When CNBC’s The Suze Orman Show ended its run in 2015, its host decided the time was right to make an exit. As a result, Orman and wife Kathy "KT" Travis retired to the Bahamas, living on a private island. Speaking with The Cut in 2019, Orman explained why she opted to retire at such a relatively young age. "When I was approaching 65, I noticed something about a lot of people who had been on the same shows I was on — The View, or Larry King Live: They needed to be defined by a standing ovation, by an audience," she said.
That in mind, she ended her show, slammed the breaks on her speaking engagements and TV appearances and sold off properties and assets. "Gone. Bye! Everyone thought I was having a nervous breakdown," she admitted.

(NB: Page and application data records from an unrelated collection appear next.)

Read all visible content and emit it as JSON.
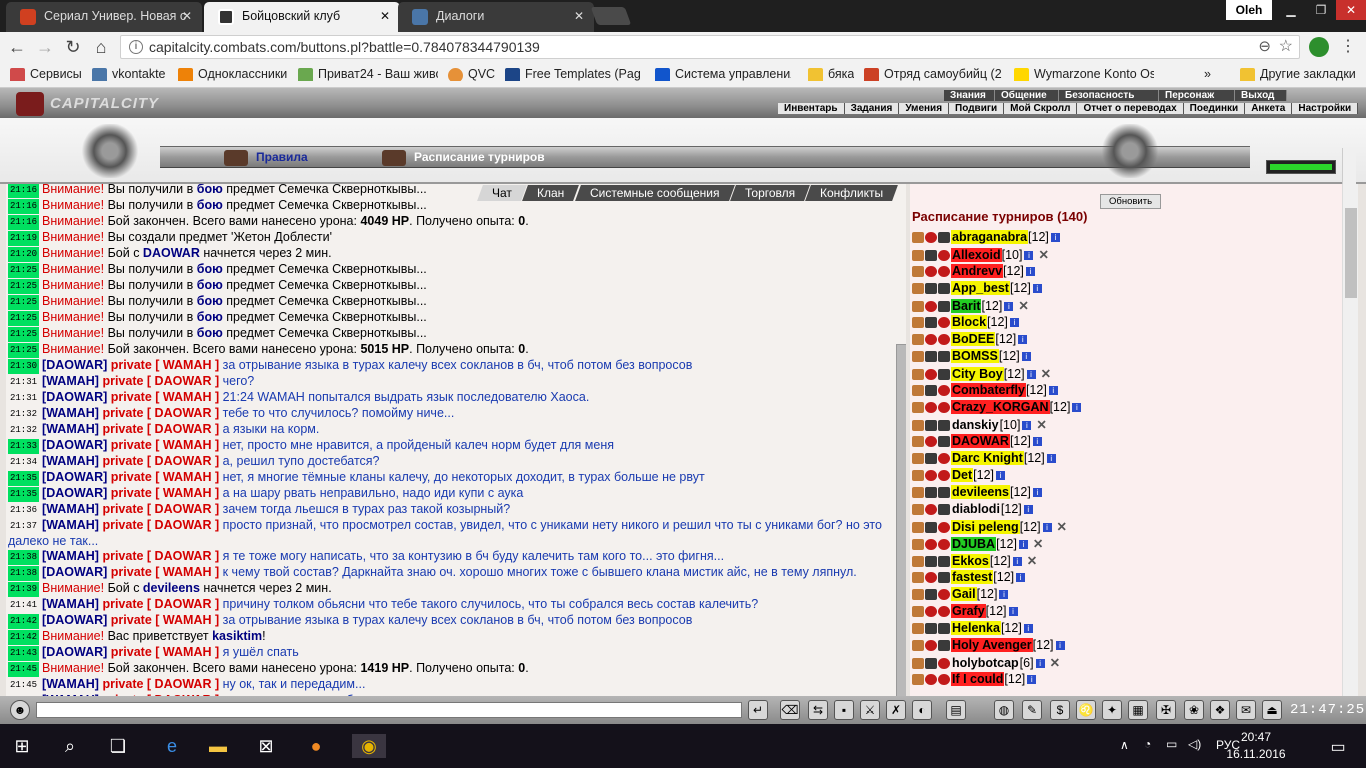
{
  "browser": {
    "tabs": [
      {
        "title": "Сериал Универ. Новая с",
        "favicon_color": "#d04020"
      },
      {
        "title": "Бойцовский клуб",
        "favicon_color": "#333333"
      },
      {
        "title": "Диалоги",
        "favicon_color": "#4a76a8"
      }
    ],
    "user": "Oleh",
    "url": "capitalcity.combats.com/buttons.pl?battle=0.784078344790139",
    "bookmarks": [
      {
        "label": "Сервисы",
        "icon_color": "#d04a4a"
      },
      {
        "label": "vkontakte",
        "icon_color": "#4a76a8"
      },
      {
        "label": "Одноклассники",
        "icon_color": "#ee8208"
      },
      {
        "label": "Приват24 - Ваш живо",
        "icon_color": "#6aa84f"
      },
      {
        "label": "QVC",
        "icon_color": "#e69138"
      },
      {
        "label": "Free Templates (Page",
        "icon_color": "#1c4587"
      },
      {
        "label": "Система управления",
        "icon_color": "#1155cc"
      },
      {
        "label": "бяка",
        "icon_color": "#f1c232"
      },
      {
        "label": "Отряд самоубийц (20",
        "icon_color": "#cc4125"
      },
      {
        "label": "Wymarzone Konto Os",
        "icon_color": "#ffd700"
      },
      {
        "label": "Другие закладки",
        "icon_color": "#f1c232"
      }
    ]
  },
  "game": {
    "logo": "CAPITALCITY",
    "menu_top": [
      "Знания",
      "Общение",
      "Безопасность",
      "Персонаж",
      "Выход"
    ],
    "menu_sub": [
      "Инвентарь",
      "Задания",
      "Умения",
      "Подвиги",
      "Мой Скролл",
      "Отчет о переводах",
      "Поединки",
      "Анкета",
      "Настройки"
    ],
    "link_rules": "Правила",
    "link_schedule": "Расписание турниров",
    "chat_tabs": [
      "Чат",
      "Клан",
      "Системные сообщения",
      "Торговля",
      "Конфликты"
    ],
    "chat": [
      {
        "t": "21:16",
        "g": true,
        "type": "sys",
        "parts": [
          [
            "w",
            "Внимание!"
          ],
          [
            "n",
            " Вы получили в "
          ],
          [
            "b",
            "бою"
          ],
          [
            "n",
            " предмет Семечка Скверноткывы..."
          ]
        ]
      },
      {
        "t": "21:16",
        "g": true,
        "type": "sys",
        "parts": [
          [
            "w",
            "Внимание!"
          ],
          [
            "n",
            " Вы получили в "
          ],
          [
            "b",
            "бою"
          ],
          [
            "n",
            " предмет Семечка Скверноткывы..."
          ]
        ]
      },
      {
        "t": "21:16",
        "g": true,
        "type": "sys",
        "parts": [
          [
            "w",
            "Внимание!"
          ],
          [
            "n",
            " Бой закончен. Всего вами нанесено урона: "
          ],
          [
            "k",
            "4049 HP"
          ],
          [
            "n",
            ". Получено опыта: "
          ],
          [
            "k",
            "0"
          ],
          [
            "n",
            "."
          ]
        ]
      },
      {
        "t": "21:19",
        "g": true,
        "type": "sys",
        "parts": [
          [
            "w",
            "Внимание!"
          ],
          [
            "n",
            " Вы создали предмет 'Жетон Доблести'"
          ]
        ]
      },
      {
        "t": "21:20",
        "g": true,
        "type": "sys",
        "parts": [
          [
            "w",
            "Внимание!"
          ],
          [
            "n",
            " Бой с "
          ],
          [
            "b",
            "DAOWAR"
          ],
          [
            "n",
            " начнется через 2 мин."
          ]
        ]
      },
      {
        "t": "21:25",
        "g": true,
        "type": "sys",
        "parts": [
          [
            "w",
            "Внимание!"
          ],
          [
            "n",
            " Вы получили в "
          ],
          [
            "b",
            "бою"
          ],
          [
            "n",
            " предмет Семечка Скверноткывы..."
          ]
        ]
      },
      {
        "t": "21:25",
        "g": true,
        "type": "sys",
        "parts": [
          [
            "w",
            "Внимание!"
          ],
          [
            "n",
            " Вы получили в "
          ],
          [
            "b",
            "бою"
          ],
          [
            "n",
            " предмет Семечка Скверноткывы..."
          ]
        ]
      },
      {
        "t": "21:25",
        "g": true,
        "type": "sys",
        "parts": [
          [
            "w",
            "Внимание!"
          ],
          [
            "n",
            " Вы получили в "
          ],
          [
            "b",
            "бою"
          ],
          [
            "n",
            " предмет Семечка Скверноткывы..."
          ]
        ]
      },
      {
        "t": "21:25",
        "g": true,
        "type": "sys",
        "parts": [
          [
            "w",
            "Внимание!"
          ],
          [
            "n",
            " Вы получили в "
          ],
          [
            "b",
            "бою"
          ],
          [
            "n",
            " предмет Семечка Скверноткывы..."
          ]
        ]
      },
      {
        "t": "21:25",
        "g": true,
        "type": "sys",
        "parts": [
          [
            "w",
            "Внимание!"
          ],
          [
            "n",
            " Вы получили в "
          ],
          [
            "b",
            "бою"
          ],
          [
            "n",
            " предмет Семечка Скверноткывы..."
          ]
        ]
      },
      {
        "t": "21:25",
        "g": true,
        "type": "sys",
        "parts": [
          [
            "w",
            "Внимание!"
          ],
          [
            "n",
            " Бой закончен. Всего вами нанесено урона: "
          ],
          [
            "k",
            "5015 HP"
          ],
          [
            "n",
            ". Получено опыта: "
          ],
          [
            "k",
            "0"
          ],
          [
            "n",
            "."
          ]
        ]
      },
      {
        "t": "21:30",
        "g": true,
        "from": "DAOWAR",
        "to": "WAMAH",
        "text": "за отрывание языка в турах калечу всех сокланов в бч, чтоб потом без вопросов"
      },
      {
        "t": "21:31",
        "g": false,
        "from": "WAMAH",
        "to": "DAOWAR",
        "text": "чего?"
      },
      {
        "t": "21:31",
        "g": false,
        "from": "DAOWAR",
        "to": "WAMAH",
        "text": "21:24 WAMAH попытался выдрать язык последователю Хаоса."
      },
      {
        "t": "21:32",
        "g": false,
        "from": "WAMAH",
        "to": "DAOWAR",
        "text": "тебе то что случилось? помойму ниче..."
      },
      {
        "t": "21:32",
        "g": false,
        "from": "WAMAH",
        "to": "DAOWAR",
        "text": "а языки на корм."
      },
      {
        "t": "21:33",
        "g": true,
        "from": "DAOWAR",
        "to": "WAMAH",
        "text": "нет, просто мне нравится, а пройденый калеч норм будет для меня"
      },
      {
        "t": "21:34",
        "g": false,
        "from": "WAMAH",
        "to": "DAOWAR",
        "text": "а, решил тупо достебатся?"
      },
      {
        "t": "21:35",
        "g": true,
        "from": "DAOWAR",
        "to": "WAMAH",
        "text": "нет, я многие тёмные кланы калечу, до некоторых доходит, в турах больше не рвут"
      },
      {
        "t": "21:35",
        "g": true,
        "from": "DAOWAR",
        "to": "WAMAH",
        "text": "а на шару рвать неправильно, надо иди купи с аука"
      },
      {
        "t": "21:36",
        "g": false,
        "from": "WAMAH",
        "to": "DAOWAR",
        "text": "зачем тогда льешся в турах раз такой козырный?"
      },
      {
        "t": "21:37",
        "g": false,
        "from": "WAMAH",
        "to": "DAOWAR",
        "text": "просто признай, что просмотрел состав, увидел, что с униками нету никого и решил что ты с униками бог? но это далеко не так...",
        "wrap": true
      },
      {
        "t": "21:38",
        "g": true,
        "from": "WAMAH",
        "to": "DAOWAR",
        "text": "я те тоже могу написать, что за контузию в бч буду калечить там кого то... это фигня..."
      },
      {
        "t": "21:38",
        "g": true,
        "from": "DAOWAR",
        "to": "WAMAH",
        "text": "к чему твой состав? Даркнайта знаю оч. хорошо многих тоже с бывшего клана мистик айс, не в тему ляпнул.",
        "wrap": true
      },
      {
        "t": "21:39",
        "g": true,
        "type": "sys",
        "parts": [
          [
            "w",
            "Внимание!"
          ],
          [
            "n",
            " Бой с "
          ],
          [
            "b",
            "devileens"
          ],
          [
            "n",
            " начнется через 2 мин."
          ]
        ]
      },
      {
        "t": "21:41",
        "g": false,
        "from": "WAMAH",
        "to": "DAOWAR",
        "text": "причину толком обьясни что тебе такого случилось, что ты собрался весь состав калечить?"
      },
      {
        "t": "21:42",
        "g": true,
        "from": "DAOWAR",
        "to": "WAMAH",
        "text": "за отрывание языка в турах калечу всех сокланов в бч, чтоб потом без вопросов"
      },
      {
        "t": "21:42",
        "g": true,
        "type": "sys",
        "parts": [
          [
            "w",
            "Внимание!"
          ],
          [
            "n",
            " Вас приветствует "
          ],
          [
            "b",
            "kasiktim"
          ],
          [
            "n",
            "!"
          ]
        ]
      },
      {
        "t": "21:43",
        "g": true,
        "from": "DAOWAR",
        "to": "WAMAH",
        "text": "я ушёл спать"
      },
      {
        "t": "21:45",
        "g": true,
        "type": "sys",
        "parts": [
          [
            "w",
            "Внимание!"
          ],
          [
            "n",
            " Бой закончен. Всего вами нанесено урона: "
          ],
          [
            "k",
            "1419 HP"
          ],
          [
            "n",
            ". Получено опыта: "
          ],
          [
            "k",
            "0"
          ],
          [
            "n",
            "."
          ]
        ]
      },
      {
        "t": "21:45",
        "g": false,
        "from": "WAMAH",
        "to": "DAOWAR",
        "text": "ну ок, так и передадим..."
      },
      {
        "t": "21:46",
        "g": false,
        "from": "WAMAH",
        "to": "DAOWAR",
        "text": "ну, чтою ответно тож бросали за слив в турнирах..."
      }
    ],
    "refresh_label": "Обновить",
    "schedule_title": "Расписание турниров (140)",
    "players": [
      {
        "name": "abraganabra",
        "lvl": "[12]",
        "bg": "#f5f500",
        "x": false
      },
      {
        "name": "Allexoid",
        "lvl": "[10]",
        "bg": "#ff2020",
        "x": true
      },
      {
        "name": "Andrevv",
        "lvl": "[12]",
        "bg": "#ff2020",
        "x": false
      },
      {
        "name": "App_best",
        "lvl": "[12]",
        "bg": "#f5f500",
        "x": false
      },
      {
        "name": "Barit",
        "lvl": "[12]",
        "bg": "#22cc22",
        "x": true
      },
      {
        "name": "Block",
        "lvl": "[12]",
        "bg": "#f5f500",
        "x": false
      },
      {
        "name": "BoDEE",
        "lvl": "[12]",
        "bg": "#f5f500",
        "x": false
      },
      {
        "name": "BOMSS",
        "lvl": "[12]",
        "bg": "#f5f500",
        "x": false
      },
      {
        "name": "City Boy",
        "lvl": "[12]",
        "bg": "#f5f500",
        "x": true
      },
      {
        "name": "Combaterfly",
        "lvl": "[12]",
        "bg": "#ff2020",
        "x": false
      },
      {
        "name": "Crazy_KORGAN",
        "lvl": "[12]",
        "bg": "#ff2020",
        "x": false
      },
      {
        "name": "danskiy",
        "lvl": "[10]",
        "bg": "transparent",
        "x": true
      },
      {
        "name": "DAOWAR",
        "lvl": "[12]",
        "bg": "#ff2020",
        "x": false
      },
      {
        "name": "Darc Knight",
        "lvl": "[12]",
        "bg": "#f5f500",
        "x": false
      },
      {
        "name": "Det",
        "lvl": "[12]",
        "bg": "#f5f500",
        "x": false
      },
      {
        "name": "devileens",
        "lvl": "[12]",
        "bg": "#f5f500",
        "x": false
      },
      {
        "name": "diablodi",
        "lvl": "[12]",
        "bg": "transparent",
        "x": false
      },
      {
        "name": "Disi peleng",
        "lvl": "[12]",
        "bg": "#f5f500",
        "x": true
      },
      {
        "name": "DJUBA",
        "lvl": "[12]",
        "bg": "#22cc22",
        "x": true
      },
      {
        "name": "Ekkos",
        "lvl": "[12]",
        "bg": "#f5f500",
        "x": true
      },
      {
        "name": "fastest",
        "lvl": "[12]",
        "bg": "#f5f500",
        "x": false
      },
      {
        "name": "Gail",
        "lvl": "[12]",
        "bg": "#f5f500",
        "x": false
      },
      {
        "name": "Grafy",
        "lvl": "[12]",
        "bg": "#ff2020",
        "x": false
      },
      {
        "name": "Helenka",
        "lvl": "[12]",
        "bg": "#f5f500",
        "x": false
      },
      {
        "name": "Holy Avenger",
        "lvl": "[12]",
        "bg": "#ff2020",
        "x": false
      },
      {
        "name": "holybotcap",
        "lvl": "[6]",
        "bg": "transparent",
        "x": true
      },
      {
        "name": "If I could",
        "lvl": "[12]",
        "bg": "#ff2020",
        "x": false
      }
    ],
    "clock": "21:47:25"
  },
  "taskbar": {
    "lang": "РУС",
    "time": "20:47",
    "date": "16.11.2016"
  }
}
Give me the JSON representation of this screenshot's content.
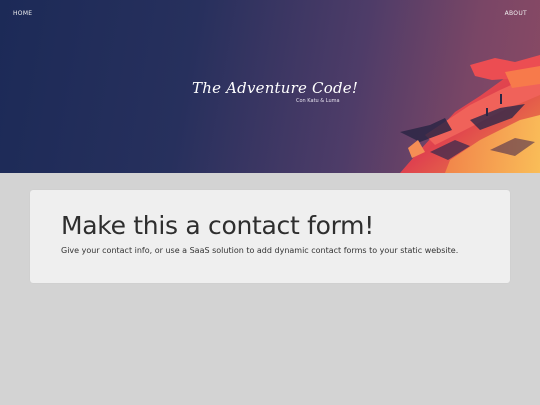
{
  "nav": {
    "home_label": "HOME",
    "about_label": "ABOUT"
  },
  "hero": {
    "title": "The Adventure Code!",
    "subtitle": "Con Katu & Luma",
    "art": "abstract-landscape-illustration"
  },
  "main": {
    "heading": "Make this a contact form!",
    "text": "Give your contact info, or use a SaaS solution to add dynamic contact forms to your static website."
  },
  "colors": {
    "page_background": "#d3d3d3",
    "card_background": "#efefef",
    "hero_gradient_start": "#1c2a57",
    "hero_gradient_end": "#8a4a64",
    "art_accent": "#f0564a"
  }
}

Full-time retirement, however, didn’t take. Inspired by the #MeToo and Time’s Up Movements, Orman returned to the limelight with a new goal. "I want women to stand up for themselves, financially speaking," she added. "But I’m not doing it for the money. I don’t need the money. I have more money than I’ll ever spend."
A tumor could have paralyzed Suze Orman
During 2020, Suze Orman suffered a significant health setback. As CNBC reported, Orman had been experiencing an array of worrying symptoms, including extreme difficulty walking up stairs and a loss of sensation in her right hand. While she feared a serious ailment, she also didn’t want that to be the outcome. "I knew something was wrong and I wanted to believe the doctors that didn’t give me the correct advice because I wanted them to be right," she admitted.
Finally, she received a diagnosis that explained everything: a benign tumor that had been growing for 15 years was now so large it was now putting pressure on her spine. She recalled hearing her doctor say, "This is serious… You have got to get a neurosurgeon and you’ve got to do it right away." She ultimately underwent successful surgery to remove the mass, with two herniated discs in her spine replaced by titanium ones.
During an October 2020 appearance on NBC’s Today, Orman admitted, "I was one fender bender away from being paralyzed and a quadriplegic." Had things gone another way, she conceded, "I wouldn’t have had anybody to blame but myself."
Suze Orman learned a big lesson from her health scare
If Suze Orman has demonstrated any one characteristic throughout her life, it’s that she sees every hardship encountered as an opportunity to learn and grow. Being diagnosed with a tumor on her spine after months of convincing herself her symptoms weren’t as bad as they really were, she told The Tamron Hall Show, proved to be a major wakeup call.
"For years, I’ve been known for the saying, ‘People first, then money, then things,’" Orman said of the crucial lesson she’d learned. "My new saying is ‘Health first, then money, then things.’ You can have all the money in the world … but without your health, it means absolutely nothing."
"Suze learned a huge lesson: and that lesson is when your body speaks to you, listen," Orman’s wife, Kathy "KT" Travis, told People. "Suze always spent her life taking care of everybody else. She takes care of millions of strangers. She takes care of me. She takes care of our family. She’s always, always putting people first. That’s her credo: People first, then money, then things. Now I think she’s learned that she needs to listen to her own body. It was shouting at her."